[Start of Attachment]
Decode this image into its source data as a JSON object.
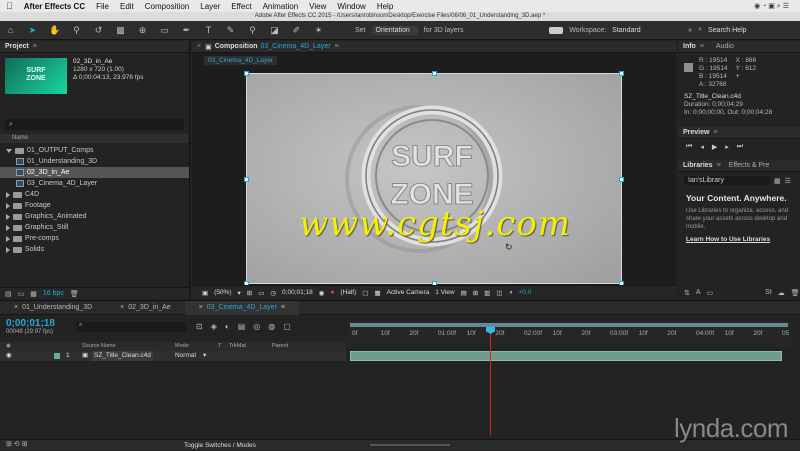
{
  "menubar": {
    "apple": "",
    "app": "After Effects CC",
    "items": [
      "File",
      "Edit",
      "Composition",
      "Layer",
      "Effect",
      "Animation",
      "View",
      "Window",
      "Help"
    ]
  },
  "window_title": "Adobe After Effects CC 2015 - /Users/ianrobinson/Desktop/Exercise Files/06/06_01_Understanding_3D.aep *",
  "toolbar": {
    "set_label": "Set",
    "orientation": "Orientation",
    "for3d": "for 3D layers",
    "workspace_label": "Workspace:",
    "workspace_value": "Standard",
    "search_help": "Search Help"
  },
  "project": {
    "title": "Project",
    "item_name": "02_3D_in_Ae",
    "item_res": "1280 x 720 (1.00)",
    "item_dur": "Δ 0;00:04:13, 23.976 fps",
    "search_placeholder": "",
    "col_name": "Name",
    "tree": [
      {
        "label": "01_OUTPUT_Comps",
        "type": "folder",
        "open": true,
        "indent": 0
      },
      {
        "label": "01_Understanding_3D",
        "type": "comp",
        "indent": 1
      },
      {
        "label": "02_3D_in_Ae",
        "type": "comp",
        "indent": 1,
        "selected": true
      },
      {
        "label": "03_Cinema_4D_Layer",
        "type": "comp",
        "indent": 1
      },
      {
        "label": "C4D",
        "type": "folder",
        "indent": 0
      },
      {
        "label": "Footage",
        "type": "folder",
        "indent": 0
      },
      {
        "label": "Graphics_Animated",
        "type": "folder",
        "indent": 0
      },
      {
        "label": "Graphics_Still",
        "type": "folder",
        "indent": 0
      },
      {
        "label": "Pre-comps",
        "type": "folder",
        "indent": 0
      },
      {
        "label": "Solids",
        "type": "folder",
        "indent": 0
      }
    ],
    "bpc": "16 bpc"
  },
  "composition": {
    "title": "Composition",
    "name": "03_Cinema_4D_Layer",
    "tab": "03_Cinema_4D_Layer",
    "zoom": "(50%)",
    "timecode": "0;00;01;18",
    "res": "(Half)",
    "camera": "Active Camera",
    "views": "1 View",
    "exposure": "+0.0",
    "logo_line1": "SURF",
    "logo_line2": "ZONE"
  },
  "watermark": "www.cgtsj.com",
  "info": {
    "tab1": "Info",
    "tab2": "Audio",
    "r": "R : 19514",
    "g": "G : 19514",
    "b": "B : 19514",
    "a": "A : 32768",
    "x": "X : 868",
    "y": "Y : 612",
    "layer": "SZ_Title_Clean.c4d",
    "duration": "Duration: 0;00;04;29",
    "inout": "In: 0;00;00;00, Out: 0;00;04;28"
  },
  "preview": {
    "title": "Preview"
  },
  "libraries": {
    "tab1": "Libraries",
    "tab2": "Effects & Pre",
    "library": "Ian'sLibrary",
    "headline": "Your Content. Anywhere.",
    "body": "Use Libraries to organize, access, and share your assets across desktop and mobile.",
    "link": "Learn How to Use Libraries"
  },
  "timeline": {
    "tabs": [
      "01_Understanding_3D",
      "02_3D_in_Ae",
      "03_Cinema_4D_Layer"
    ],
    "timecode": "0;00;01;18",
    "frames": "00048 (29.97 fps)",
    "cols": {
      "source": "Source Name",
      "mode": "Mode",
      "t": "T",
      "trkmat": "TrkMat",
      "parent": "Parent"
    },
    "layer": {
      "num": "1",
      "name": "SZ_Title_Clean.c4d",
      "mode": "Normal"
    },
    "ruler": [
      "0f",
      "10f",
      "20f",
      "01:00f",
      "10f",
      "20f",
      "02:00f",
      "10f",
      "20f",
      "03:00f",
      "10f",
      "20f",
      "04:00f",
      "10f",
      "20f",
      "05"
    ],
    "toggle": "Toggle Switches / Modes"
  },
  "brand": "lynda.com"
}
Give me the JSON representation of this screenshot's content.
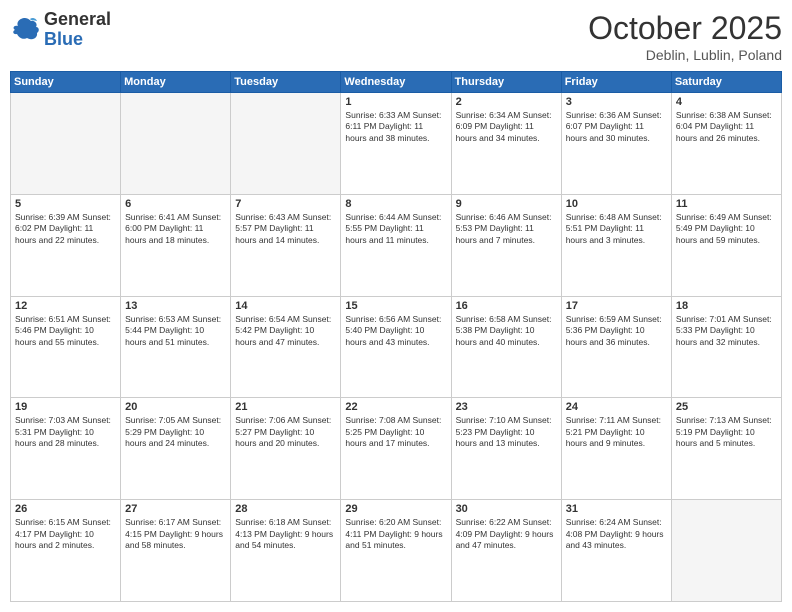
{
  "header": {
    "logo_general": "General",
    "logo_blue": "Blue",
    "month": "October 2025",
    "location": "Deblin, Lublin, Poland"
  },
  "weekdays": [
    "Sunday",
    "Monday",
    "Tuesday",
    "Wednesday",
    "Thursday",
    "Friday",
    "Saturday"
  ],
  "weeks": [
    [
      {
        "day": "",
        "info": ""
      },
      {
        "day": "",
        "info": ""
      },
      {
        "day": "",
        "info": ""
      },
      {
        "day": "1",
        "info": "Sunrise: 6:33 AM\nSunset: 6:11 PM\nDaylight: 11 hours\nand 38 minutes."
      },
      {
        "day": "2",
        "info": "Sunrise: 6:34 AM\nSunset: 6:09 PM\nDaylight: 11 hours\nand 34 minutes."
      },
      {
        "day": "3",
        "info": "Sunrise: 6:36 AM\nSunset: 6:07 PM\nDaylight: 11 hours\nand 30 minutes."
      },
      {
        "day": "4",
        "info": "Sunrise: 6:38 AM\nSunset: 6:04 PM\nDaylight: 11 hours\nand 26 minutes."
      }
    ],
    [
      {
        "day": "5",
        "info": "Sunrise: 6:39 AM\nSunset: 6:02 PM\nDaylight: 11 hours\nand 22 minutes."
      },
      {
        "day": "6",
        "info": "Sunrise: 6:41 AM\nSunset: 6:00 PM\nDaylight: 11 hours\nand 18 minutes."
      },
      {
        "day": "7",
        "info": "Sunrise: 6:43 AM\nSunset: 5:57 PM\nDaylight: 11 hours\nand 14 minutes."
      },
      {
        "day": "8",
        "info": "Sunrise: 6:44 AM\nSunset: 5:55 PM\nDaylight: 11 hours\nand 11 minutes."
      },
      {
        "day": "9",
        "info": "Sunrise: 6:46 AM\nSunset: 5:53 PM\nDaylight: 11 hours\nand 7 minutes."
      },
      {
        "day": "10",
        "info": "Sunrise: 6:48 AM\nSunset: 5:51 PM\nDaylight: 11 hours\nand 3 minutes."
      },
      {
        "day": "11",
        "info": "Sunrise: 6:49 AM\nSunset: 5:49 PM\nDaylight: 10 hours\nand 59 minutes."
      }
    ],
    [
      {
        "day": "12",
        "info": "Sunrise: 6:51 AM\nSunset: 5:46 PM\nDaylight: 10 hours\nand 55 minutes."
      },
      {
        "day": "13",
        "info": "Sunrise: 6:53 AM\nSunset: 5:44 PM\nDaylight: 10 hours\nand 51 minutes."
      },
      {
        "day": "14",
        "info": "Sunrise: 6:54 AM\nSunset: 5:42 PM\nDaylight: 10 hours\nand 47 minutes."
      },
      {
        "day": "15",
        "info": "Sunrise: 6:56 AM\nSunset: 5:40 PM\nDaylight: 10 hours\nand 43 minutes."
      },
      {
        "day": "16",
        "info": "Sunrise: 6:58 AM\nSunset: 5:38 PM\nDaylight: 10 hours\nand 40 minutes."
      },
      {
        "day": "17",
        "info": "Sunrise: 6:59 AM\nSunset: 5:36 PM\nDaylight: 10 hours\nand 36 minutes."
      },
      {
        "day": "18",
        "info": "Sunrise: 7:01 AM\nSunset: 5:33 PM\nDaylight: 10 hours\nand 32 minutes."
      }
    ],
    [
      {
        "day": "19",
        "info": "Sunrise: 7:03 AM\nSunset: 5:31 PM\nDaylight: 10 hours\nand 28 minutes."
      },
      {
        "day": "20",
        "info": "Sunrise: 7:05 AM\nSunset: 5:29 PM\nDaylight: 10 hours\nand 24 minutes."
      },
      {
        "day": "21",
        "info": "Sunrise: 7:06 AM\nSunset: 5:27 PM\nDaylight: 10 hours\nand 20 minutes."
      },
      {
        "day": "22",
        "info": "Sunrise: 7:08 AM\nSunset: 5:25 PM\nDaylight: 10 hours\nand 17 minutes."
      },
      {
        "day": "23",
        "info": "Sunrise: 7:10 AM\nSunset: 5:23 PM\nDaylight: 10 hours\nand 13 minutes."
      },
      {
        "day": "24",
        "info": "Sunrise: 7:11 AM\nSunset: 5:21 PM\nDaylight: 10 hours\nand 9 minutes."
      },
      {
        "day": "25",
        "info": "Sunrise: 7:13 AM\nSunset: 5:19 PM\nDaylight: 10 hours\nand 5 minutes."
      }
    ],
    [
      {
        "day": "26",
        "info": "Sunrise: 6:15 AM\nSunset: 4:17 PM\nDaylight: 10 hours\nand 2 minutes."
      },
      {
        "day": "27",
        "info": "Sunrise: 6:17 AM\nSunset: 4:15 PM\nDaylight: 9 hours\nand 58 minutes."
      },
      {
        "day": "28",
        "info": "Sunrise: 6:18 AM\nSunset: 4:13 PM\nDaylight: 9 hours\nand 54 minutes."
      },
      {
        "day": "29",
        "info": "Sunrise: 6:20 AM\nSunset: 4:11 PM\nDaylight: 9 hours\nand 51 minutes."
      },
      {
        "day": "30",
        "info": "Sunrise: 6:22 AM\nSunset: 4:09 PM\nDaylight: 9 hours\nand 47 minutes."
      },
      {
        "day": "31",
        "info": "Sunrise: 6:24 AM\nSunset: 4:08 PM\nDaylight: 9 hours\nand 43 minutes."
      },
      {
        "day": "",
        "info": ""
      }
    ]
  ]
}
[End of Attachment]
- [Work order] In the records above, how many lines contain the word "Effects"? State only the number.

- [Written solution] 3